The traditional popular view of divorce assumes that after the divorce there is going to be a state of constant war between divorced parents. However, many couples have bucked that trend and found ways to work with each other cooperatively with co-parenting after divorce. When this happens, not only do the children benefit hugely, but life is much more pleasant for the parents as well.
In an article last fall, Tralee Pearce said in part:
The co-parenting field has blossomed in the past 10 years. More men are assuming joint custody after divorce and expect to be full-fledged parents. More couples are seeking out “collaborative law” practices to keep them out of nasty court disputes.

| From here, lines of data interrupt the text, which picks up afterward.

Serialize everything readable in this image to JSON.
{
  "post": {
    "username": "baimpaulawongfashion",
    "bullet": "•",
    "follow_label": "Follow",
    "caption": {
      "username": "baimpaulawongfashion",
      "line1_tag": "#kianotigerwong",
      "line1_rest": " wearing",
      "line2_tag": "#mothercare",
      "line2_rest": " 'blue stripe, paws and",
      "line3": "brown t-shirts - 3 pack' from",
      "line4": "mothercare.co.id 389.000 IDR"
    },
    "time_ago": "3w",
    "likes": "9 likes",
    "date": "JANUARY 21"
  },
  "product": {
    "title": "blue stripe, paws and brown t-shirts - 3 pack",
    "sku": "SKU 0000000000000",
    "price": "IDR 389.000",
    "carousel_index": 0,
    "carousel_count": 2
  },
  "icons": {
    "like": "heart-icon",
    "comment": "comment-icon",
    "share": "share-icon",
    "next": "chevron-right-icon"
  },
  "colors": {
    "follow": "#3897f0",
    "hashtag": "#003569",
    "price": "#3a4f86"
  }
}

And, in a society obsessed with ferreting out the latest thinking on good parenitng, the well-known negative effects of divorce are to be avoided at all costs.
“Children suffer when their parents are fighting and arguing,” says Brian Galbraith, a family lawyer in Barrie, Ont. “There’s a saying we use: Do you hate your ex more than you love your children? Because if the focus is on the children, parents can co-operate and make decisions together.”